Instructions to follow: An exact, complete copy of the lines below is the expected answer.

Source material:

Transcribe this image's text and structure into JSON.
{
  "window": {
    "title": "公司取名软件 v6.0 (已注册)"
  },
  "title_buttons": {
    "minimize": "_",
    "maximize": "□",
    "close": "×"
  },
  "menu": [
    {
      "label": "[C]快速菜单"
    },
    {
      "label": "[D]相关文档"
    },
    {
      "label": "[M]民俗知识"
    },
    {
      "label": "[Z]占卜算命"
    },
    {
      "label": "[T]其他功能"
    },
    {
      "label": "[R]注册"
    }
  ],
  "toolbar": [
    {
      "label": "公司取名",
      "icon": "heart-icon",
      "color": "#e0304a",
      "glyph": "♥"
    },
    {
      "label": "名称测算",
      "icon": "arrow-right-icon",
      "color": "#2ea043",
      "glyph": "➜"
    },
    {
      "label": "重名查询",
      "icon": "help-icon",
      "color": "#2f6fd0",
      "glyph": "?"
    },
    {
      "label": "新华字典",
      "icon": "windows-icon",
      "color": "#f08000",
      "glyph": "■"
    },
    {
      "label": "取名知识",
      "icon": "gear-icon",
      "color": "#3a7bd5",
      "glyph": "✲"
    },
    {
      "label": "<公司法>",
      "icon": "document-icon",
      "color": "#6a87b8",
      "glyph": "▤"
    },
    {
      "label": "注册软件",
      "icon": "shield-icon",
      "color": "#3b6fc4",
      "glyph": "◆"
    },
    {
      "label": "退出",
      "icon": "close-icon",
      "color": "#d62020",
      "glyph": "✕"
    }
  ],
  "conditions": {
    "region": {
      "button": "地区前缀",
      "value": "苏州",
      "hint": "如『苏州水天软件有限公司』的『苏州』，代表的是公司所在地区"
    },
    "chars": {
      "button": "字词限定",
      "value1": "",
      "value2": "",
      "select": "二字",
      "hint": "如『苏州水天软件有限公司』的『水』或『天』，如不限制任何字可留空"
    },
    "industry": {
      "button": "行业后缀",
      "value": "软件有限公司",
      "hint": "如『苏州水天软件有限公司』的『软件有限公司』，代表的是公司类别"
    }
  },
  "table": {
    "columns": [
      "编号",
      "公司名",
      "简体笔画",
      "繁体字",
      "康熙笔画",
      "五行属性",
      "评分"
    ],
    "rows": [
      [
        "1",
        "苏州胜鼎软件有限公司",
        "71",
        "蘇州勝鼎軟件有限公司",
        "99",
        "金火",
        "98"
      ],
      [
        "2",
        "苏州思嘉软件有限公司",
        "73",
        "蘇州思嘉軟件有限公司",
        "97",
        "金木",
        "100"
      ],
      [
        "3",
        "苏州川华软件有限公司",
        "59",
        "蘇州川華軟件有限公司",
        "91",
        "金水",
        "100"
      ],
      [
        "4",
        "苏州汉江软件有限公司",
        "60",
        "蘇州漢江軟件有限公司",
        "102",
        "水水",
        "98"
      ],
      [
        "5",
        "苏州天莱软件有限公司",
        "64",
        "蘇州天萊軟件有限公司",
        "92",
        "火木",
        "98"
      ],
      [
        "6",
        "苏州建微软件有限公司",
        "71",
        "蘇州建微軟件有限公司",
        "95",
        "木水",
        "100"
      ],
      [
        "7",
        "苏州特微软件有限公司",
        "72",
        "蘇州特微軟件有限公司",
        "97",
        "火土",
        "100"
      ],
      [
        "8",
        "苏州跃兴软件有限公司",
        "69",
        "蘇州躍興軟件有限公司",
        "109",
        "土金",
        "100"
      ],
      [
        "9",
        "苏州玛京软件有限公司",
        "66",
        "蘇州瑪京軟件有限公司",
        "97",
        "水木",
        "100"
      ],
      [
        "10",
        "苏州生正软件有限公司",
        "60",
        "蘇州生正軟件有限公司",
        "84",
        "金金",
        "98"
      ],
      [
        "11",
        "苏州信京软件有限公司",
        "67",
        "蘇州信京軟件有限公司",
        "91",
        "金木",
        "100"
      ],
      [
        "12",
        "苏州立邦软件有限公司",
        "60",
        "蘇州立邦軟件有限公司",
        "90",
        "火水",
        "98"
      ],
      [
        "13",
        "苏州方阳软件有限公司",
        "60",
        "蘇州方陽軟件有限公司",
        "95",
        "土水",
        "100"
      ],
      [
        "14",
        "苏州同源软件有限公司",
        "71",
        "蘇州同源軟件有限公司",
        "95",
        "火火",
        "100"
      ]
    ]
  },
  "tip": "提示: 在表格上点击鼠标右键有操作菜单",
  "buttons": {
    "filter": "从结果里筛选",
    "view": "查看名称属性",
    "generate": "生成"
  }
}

Response for this exercise:
Transcribe this image's text and structure into JSON.
{
  "window": {
    "title": "公司取名软件 v6.0 (已注册)"
  },
  "title_buttons": {
    "minimize": "_",
    "maximize": "□",
    "close": "×"
  },
  "menu": [
    {
      "label": "[C]快速菜单"
    },
    {
      "label": "[D]相关文档"
    },
    {
      "label": "[M]民俗知识"
    },
    {
      "label": "[Z]占卜算命"
    },
    {
      "label": "[T]其他功能"
    },
    {
      "label": "[R]注册"
    }
  ],
  "toolbar": [
    {
      "label": "公司取名",
      "icon": "heart-icon",
      "color": "#e0304a",
      "glyph": "♥"
    },
    {
      "label": "名称测算",
      "icon": "arrow-right-icon",
      "color": "#2ea043",
      "glyph": "➜"
    },
    {
      "label": "重名查询",
      "icon": "help-icon",
      "color": "#2f6fd0",
      "glyph": "?"
    },
    {
      "label": "新华字典",
      "icon": "windows-icon",
      "color": "#f08000",
      "glyph": "■"
    },
    {
      "label": "取名知识",
      "icon": "gear-icon",
      "color": "#3a7bd5",
      "glyph": "✲"
    },
    {
      "label": "<公司法>",
      "icon": "document-icon",
      "color": "#6a87b8",
      "glyph": "▤"
    },
    {
      "label": "注册软件",
      "icon": "shield-icon",
      "color": "#3b6fc4",
      "glyph": "◆"
    },
    {
      "label": "退出",
      "icon": "close-icon",
      "color": "#d62020",
      "glyph": "✕"
    }
  ],
  "conditions": {
    "region": {
      "button": "地区前缀",
      "value": "苏州",
      "hint": "如『苏州水天软件有限公司』的『苏州』，代表的是公司所在地区"
    },
    "chars": {
      "button": "字词限定",
      "value1": "",
      "value2": "",
      "select": "二字",
      "hint": "如『苏州水天软件有限公司』的『水』或『天』，如不限制任何字可留空"
    },
    "industry": {
      "button": "行业后缀",
      "value": "软件有限公司",
      "hint": "如『苏州水天软件有限公司』的『软件有限公司』，代表的是公司类别"
    }
  },
  "table": {
    "columns": [
      "编号",
      "公司名",
      "简体笔画",
      "繁体字",
      "康熙笔画",
      "五行属性",
      "评分"
    ],
    "rows": [
      [
        "1",
        "苏州胜鼎软件有限公司",
        "71",
        "蘇州勝鼎軟件有限公司",
        "99",
        "金火",
        "98"
      ],
      [
        "2",
        "苏州思嘉软件有限公司",
        "73",
        "蘇州思嘉軟件有限公司",
        "97",
        "金木",
        "100"
      ],
      [
        "3",
        "苏州川华软件有限公司",
        "59",
        "蘇州川華軟件有限公司",
        "91",
        "金水",
        "100"
      ],
      [
        "4",
        "苏州汉江软件有限公司",
        "60",
        "蘇州漢江軟件有限公司",
        "102",
        "水水",
        "98"
      ],
      [
        "5",
        "苏州天莱软件有限公司",
        "64",
        "蘇州天萊軟件有限公司",
        "92",
        "火木",
        "98"
      ],
      [
        "6",
        "苏州建微软件有限公司",
        "71",
        "蘇州建微軟件有限公司",
        "95",
        "木水",
        "100"
      ],
      [
        "7",
        "苏州特微软件有限公司",
        "72",
        "蘇州特微軟件有限公司",
        "97",
        "火土",
        "100"
      ],
      [
        "8",
        "苏州跃兴软件有限公司",
        "69",
        "蘇州躍興軟件有限公司",
        "109",
        "土金",
        "100"
      ],
      [
        "9",
        "苏州玛京软件有限公司",
        "66",
        "蘇州瑪京軟件有限公司",
        "97",
        "水木",
        "100"
      ],
      [
        "10",
        "苏州生正软件有限公司",
        "60",
        "蘇州生正軟件有限公司",
        "84",
        "金金",
        "98"
      ],
      [
        "11",
        "苏州信京软件有限公司",
        "67",
        "蘇州信京軟件有限公司",
        "91",
        "金木",
        "100"
      ],
      [
        "12",
        "苏州立邦软件有限公司",
        "60",
        "蘇州立邦軟件有限公司",
        "90",
        "火水",
        "98"
      ],
      [
        "13",
        "苏州方阳软件有限公司",
        "60",
        "蘇州方陽軟件有限公司",
        "95",
        "土水",
        "100"
      ],
      [
        "14",
        "苏州同源软件有限公司",
        "71",
        "蘇州同源軟件有限公司",
        "95",
        "火火",
        "100"
      ]
    ]
  },
  "tip": "提示: 在表格上点击鼠标右键有操作菜单",
  "buttons": {
    "filter": "从结果里筛选",
    "view": "查看名称属性",
    "generate": "生成"
  }
}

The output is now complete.